Grey also encourages the return of the pantry. “The bigger and more accessible the pantry, the more you can remove eye-level cupboards. When you open the pantry door, you can see where everything is.”

The nature of universal design means it’s not only those with specific needs who benefit. “Most people feel very comfortable in accessibly designed buildings,” says Leu. “The feeling of space and wider openings is refreshing and liberating, like a business-class seat on an airplane. When truly accessible spaces are available, we are all equal.”

On the Market 

Exterior shot of large property with glass floor-to-ceiling windows and roof terrace
Designed for the modern family, the interiors of this property are superbly planned and can readily accommodate multigenerational living. Separate staff quarters add a finishing touch to the home, which also has generous outdoor spaces.

Designed with the modern family in mind, and with an open, flowing floor plan well suited to multigenerational living, this superb property in Taipei City occupies a prime position taking in panoramic views of Mount Guanyin, the Tamsui River, and the city skyline. Chic interiors open out to 7,100 sq ft (660 sq m) of courtyards and terraces, perfect for entertaining.

Modern villa featuring an infinity pool
Located on the Spanish island of Ibiza, this modern villa was completed in July 2019 and features seven bedrooms all with large en suite rain showers. There’s a private fitness and wellness club nearby, which offers a concierge service and is open all year.

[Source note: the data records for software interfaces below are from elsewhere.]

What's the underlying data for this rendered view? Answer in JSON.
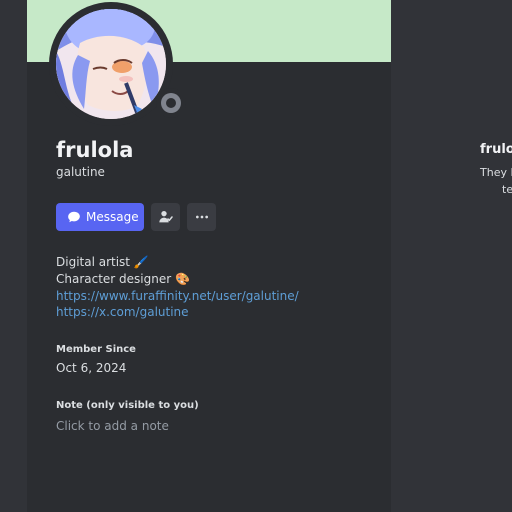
{
  "profile": {
    "display_name": "frulola",
    "username": "galutine",
    "banner_color": "#c6e9c8",
    "status_color": "#80848e",
    "status_icon": "offline-status-icon"
  },
  "actions": {
    "message_label": "Message",
    "message_icon": "chat-bubble-icon",
    "friend_icon": "add-friend-icon",
    "more_icon": "more-icon"
  },
  "bio": {
    "line1": "Digital artist 🖌️",
    "line2": "Character designer 🎨",
    "link1": "https://www.furaffinity.net/user/galutine/",
    "link2": "https://x.com/galutine"
  },
  "member_since": {
    "label": "Member Since",
    "value": "Oct 6, 2024"
  },
  "note": {
    "label": "Note (only visible to you)",
    "placeholder": "Click to add a note"
  },
  "right_panel": {
    "name": "frulol",
    "text1": "They l",
    "text2": "te"
  }
}
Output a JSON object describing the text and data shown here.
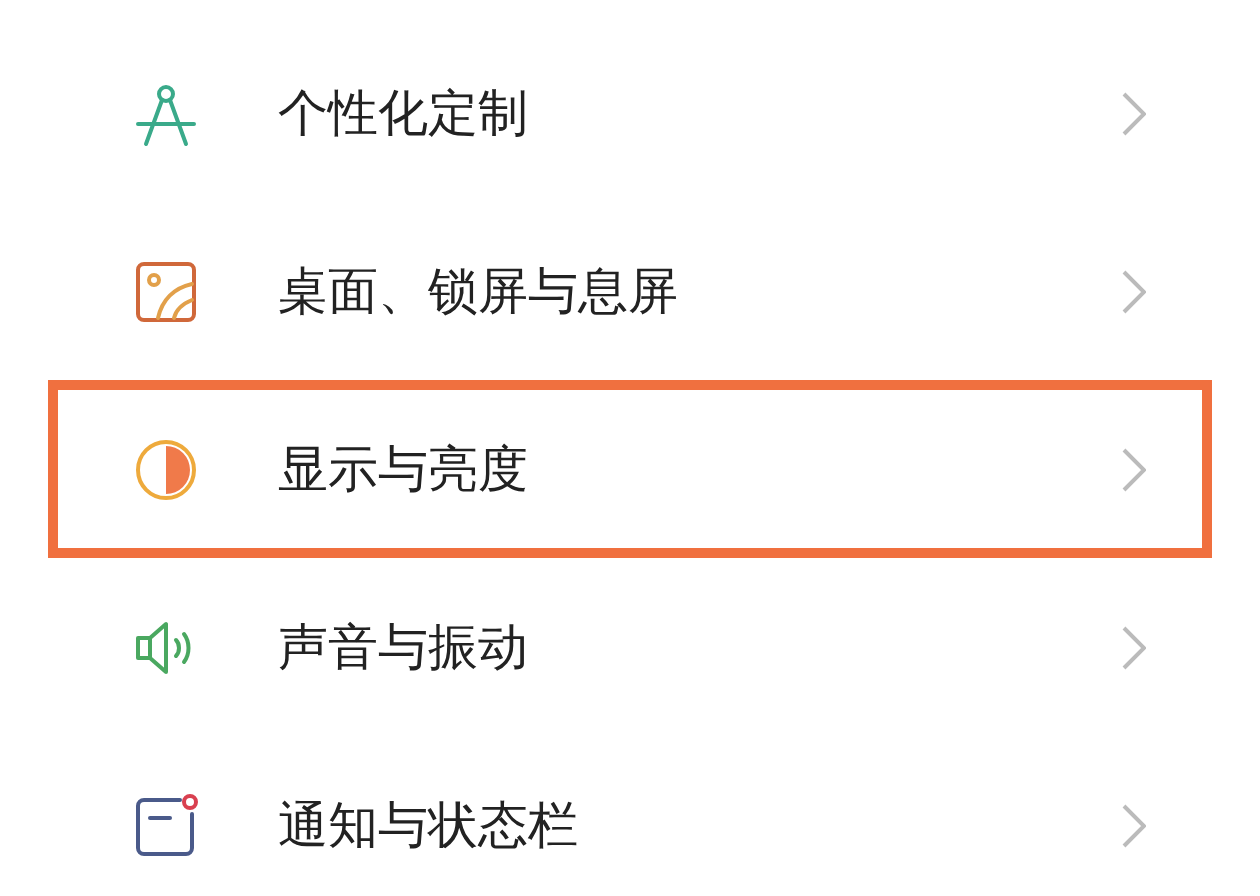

Easily accessible for wheelchairs and featuring a private elevator, this contemporary villa is located 500 meters from one of Ibiza’s most beautiful beaches. Facing south-west, the property has a large infinity pool and magnificent sea views. There’s also a cinema room and parking for two cars.

Banner image: The Levin Residence, Arizona, designed by Ibarra Rosano Design Architects